Could significantly undermine school focus on minority student performance
A new news release says the Kentucky Department of Education is asking for a waiver from some key requirements in the federal No Child Left Behind Act of 2001.
Despite some appropriate criticisms, this federal act, often simply referred to by its initials as NCLB, created the first real pressure on Kentucky’s public school system to perform better with minority students, students from poverty and students with learning disabilities.
Under NCLB, schools had to separately show adequate progress each year for each student subgroup in the school. This emphasis on student subgroups was never required by either the original KERA period assessment, known as KIRIS, or the more recent CATS assessment, also now defunct.
Kentucky is launching a new school assessment and accountability program this year to replace CATS. The new program should be notably better than either of its predecessors. In fact, the new assessment does have an element that looks at performance gaps for minorities and other student groups, though only in math and reading. The education department wants to substitute this new assessment program for NCLB requirements.

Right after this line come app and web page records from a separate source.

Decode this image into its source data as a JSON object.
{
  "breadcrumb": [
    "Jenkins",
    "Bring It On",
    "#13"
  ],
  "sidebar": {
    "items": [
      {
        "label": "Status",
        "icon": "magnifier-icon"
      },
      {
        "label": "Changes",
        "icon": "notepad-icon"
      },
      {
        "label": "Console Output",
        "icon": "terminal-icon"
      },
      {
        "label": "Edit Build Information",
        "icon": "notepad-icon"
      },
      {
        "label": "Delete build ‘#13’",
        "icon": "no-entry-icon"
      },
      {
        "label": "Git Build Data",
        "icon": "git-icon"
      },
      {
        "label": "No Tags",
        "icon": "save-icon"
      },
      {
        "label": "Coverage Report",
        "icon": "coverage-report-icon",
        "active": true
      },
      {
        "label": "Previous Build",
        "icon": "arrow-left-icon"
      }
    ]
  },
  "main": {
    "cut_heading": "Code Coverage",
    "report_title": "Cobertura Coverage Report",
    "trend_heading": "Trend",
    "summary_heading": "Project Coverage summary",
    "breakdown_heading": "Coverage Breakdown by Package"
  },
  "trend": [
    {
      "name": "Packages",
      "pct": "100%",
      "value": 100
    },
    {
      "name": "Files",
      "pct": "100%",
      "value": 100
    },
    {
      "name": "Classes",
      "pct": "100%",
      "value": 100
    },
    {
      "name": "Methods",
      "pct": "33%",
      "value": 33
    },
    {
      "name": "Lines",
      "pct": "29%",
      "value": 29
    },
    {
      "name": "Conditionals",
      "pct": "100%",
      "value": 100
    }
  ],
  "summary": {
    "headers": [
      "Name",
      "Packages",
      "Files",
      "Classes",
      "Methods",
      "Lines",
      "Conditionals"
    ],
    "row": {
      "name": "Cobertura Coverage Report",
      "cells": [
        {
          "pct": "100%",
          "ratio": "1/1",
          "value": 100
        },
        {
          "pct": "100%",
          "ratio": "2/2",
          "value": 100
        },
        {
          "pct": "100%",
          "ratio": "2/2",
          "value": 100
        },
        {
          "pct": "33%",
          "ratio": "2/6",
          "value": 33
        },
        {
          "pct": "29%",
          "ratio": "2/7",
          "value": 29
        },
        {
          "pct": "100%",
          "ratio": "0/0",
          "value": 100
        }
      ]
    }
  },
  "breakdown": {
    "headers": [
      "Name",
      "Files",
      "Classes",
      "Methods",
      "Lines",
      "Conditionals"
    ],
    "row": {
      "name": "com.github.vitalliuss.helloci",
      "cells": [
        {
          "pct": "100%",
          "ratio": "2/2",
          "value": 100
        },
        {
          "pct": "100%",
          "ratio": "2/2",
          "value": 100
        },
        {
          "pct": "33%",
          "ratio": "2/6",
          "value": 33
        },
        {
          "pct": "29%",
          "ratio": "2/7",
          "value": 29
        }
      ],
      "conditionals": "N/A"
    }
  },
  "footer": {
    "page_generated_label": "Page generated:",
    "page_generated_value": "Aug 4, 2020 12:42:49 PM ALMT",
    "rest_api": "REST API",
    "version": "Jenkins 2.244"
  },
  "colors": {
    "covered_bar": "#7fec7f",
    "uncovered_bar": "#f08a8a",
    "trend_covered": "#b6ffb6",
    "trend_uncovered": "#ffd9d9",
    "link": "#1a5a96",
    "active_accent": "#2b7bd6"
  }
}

The problem is that the emphasis on student subgroup performance is GREATLY reduced with Kentucky’s new state assessment program from the sort of emphasis NCLB requires.
Instead of monitoring separate, must-pass set goals for each student subgroup, the new Kentucky gap program results could become lost, averaged in with results from a number of other assessment areas. Under Kentucky’s program, all of the results from various academic tests, writing and arts program reviews, staff development and the gaps analysis will be added together to develop a final, single performance score for each school.
Only, that one, final number will be compared to the required target goals. Thus, a school could perform poorly for some student subgroups but still get an acceptable overall score due to unbalanced better performance in other areas. The end result would be: leaving kids behind.
To its credit, the Kentucky Department of Education has uploaded a ton of information about the new – and complex – state accountability system and its waiver request here (scroll to the bottom of the page to access the actual waiver request documents).
The public has until November 8, 2011 to e-mail comments about the waiver request here.
Because of the potential impact on the focus on closing achievement gaps, our readers might want to take the time to look over the material and let their opinions be known.